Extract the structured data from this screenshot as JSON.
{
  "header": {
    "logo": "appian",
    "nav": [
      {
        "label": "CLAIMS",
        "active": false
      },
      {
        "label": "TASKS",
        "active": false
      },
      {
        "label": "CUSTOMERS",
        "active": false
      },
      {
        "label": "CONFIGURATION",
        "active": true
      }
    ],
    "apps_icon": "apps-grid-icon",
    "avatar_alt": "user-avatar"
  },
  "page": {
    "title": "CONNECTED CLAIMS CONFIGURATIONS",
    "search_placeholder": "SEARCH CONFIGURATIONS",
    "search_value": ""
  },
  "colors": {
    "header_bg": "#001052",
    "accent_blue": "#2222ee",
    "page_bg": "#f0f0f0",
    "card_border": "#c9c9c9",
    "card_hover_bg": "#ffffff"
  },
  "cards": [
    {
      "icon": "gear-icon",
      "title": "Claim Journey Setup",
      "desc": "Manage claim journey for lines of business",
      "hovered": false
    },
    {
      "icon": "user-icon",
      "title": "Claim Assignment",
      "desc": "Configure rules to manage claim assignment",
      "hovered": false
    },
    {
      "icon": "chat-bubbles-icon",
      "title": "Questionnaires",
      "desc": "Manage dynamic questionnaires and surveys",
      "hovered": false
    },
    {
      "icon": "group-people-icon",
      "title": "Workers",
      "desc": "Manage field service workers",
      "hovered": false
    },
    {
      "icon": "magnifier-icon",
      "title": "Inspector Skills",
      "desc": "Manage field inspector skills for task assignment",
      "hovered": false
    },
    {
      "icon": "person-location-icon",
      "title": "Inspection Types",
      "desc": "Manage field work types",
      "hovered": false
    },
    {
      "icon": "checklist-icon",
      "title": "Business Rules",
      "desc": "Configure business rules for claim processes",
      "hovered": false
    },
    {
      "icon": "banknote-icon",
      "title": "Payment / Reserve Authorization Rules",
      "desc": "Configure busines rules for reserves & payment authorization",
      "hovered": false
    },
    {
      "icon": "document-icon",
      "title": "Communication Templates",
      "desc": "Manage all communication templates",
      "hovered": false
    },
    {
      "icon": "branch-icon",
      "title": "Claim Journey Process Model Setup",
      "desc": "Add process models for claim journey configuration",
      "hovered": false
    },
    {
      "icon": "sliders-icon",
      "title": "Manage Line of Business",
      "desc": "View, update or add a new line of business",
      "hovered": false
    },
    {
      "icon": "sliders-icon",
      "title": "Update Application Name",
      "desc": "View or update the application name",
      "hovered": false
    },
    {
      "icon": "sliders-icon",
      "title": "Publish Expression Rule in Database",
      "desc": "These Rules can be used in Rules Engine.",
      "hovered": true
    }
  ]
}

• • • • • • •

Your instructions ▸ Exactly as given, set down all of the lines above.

Solved exercise ▸
Extract the structured data from this screenshot as JSON.
{
  "header": {
    "logo": "appian",
    "nav": [
      {
        "label": "CLAIMS",
        "active": false
      },
      {
        "label": "TASKS",
        "active": false
      },
      {
        "label": "CUSTOMERS",
        "active": false
      },
      {
        "label": "CONFIGURATION",
        "active": true
      }
    ],
    "apps_icon": "apps-grid-icon",
    "avatar_alt": "user-avatar"
  },
  "page": {
    "title": "CONNECTED CLAIMS CONFIGURATIONS",
    "search_placeholder": "SEARCH CONFIGURATIONS",
    "search_value": ""
  },
  "colors": {
    "header_bg": "#001052",
    "accent_blue": "#2222ee",
    "page_bg": "#f0f0f0",
    "card_border": "#c9c9c9",
    "card_hover_bg": "#ffffff"
  },
  "cards": [
    {
      "icon": "gear-icon",
      "title": "Claim Journey Setup",
      "desc": "Manage claim journey for lines of business",
      "hovered": false
    },
    {
      "icon": "user-icon",
      "title": "Claim Assignment",
      "desc": "Configure rules to manage claim assignment",
      "hovered": false
    },
    {
      "icon": "chat-bubbles-icon",
      "title": "Questionnaires",
      "desc": "Manage dynamic questionnaires and surveys",
      "hovered": false
    },
    {
      "icon": "group-people-icon",
      "title": "Workers",
      "desc": "Manage field service workers",
      "hovered": false
    },
    {
      "icon": "magnifier-icon",
      "title": "Inspector Skills",
      "desc": "Manage field inspector skills for task assignment",
      "hovered": false
    },
    {
      "icon": "person-location-icon",
      "title": "Inspection Types",
      "desc": "Manage field work types",
      "hovered": false
    },
    {
      "icon": "checklist-icon",
      "title": "Business Rules",
      "desc": "Configure business rules for claim processes",
      "hovered": false
    },
    {
      "icon": "banknote-icon",
      "title": "Payment / Reserve Authorization Rules",
      "desc": "Configure busines rules for reserves & payment authorization",
      "hovered": false
    },
    {
      "icon": "document-icon",
      "title": "Communication Templates",
      "desc": "Manage all communication templates",
      "hovered": false
    },
    {
      "icon": "branch-icon",
      "title": "Claim Journey Process Model Setup",
      "desc": "Add process models for claim journey configuration",
      "hovered": false
    },
    {
      "icon": "sliders-icon",
      "title": "Manage Line of Business",
      "desc": "View, update or add a new line of business",
      "hovered": false
    },
    {
      "icon": "sliders-icon",
      "title": "Update Application Name",
      "desc": "View or update the application name",
      "hovered": false
    },
    {
      "icon": "sliders-icon",
      "title": "Publish Expression Rule in Database",
      "desc": "These Rules can be used in Rules Engine.",
      "hovered": true
    }
  ]
}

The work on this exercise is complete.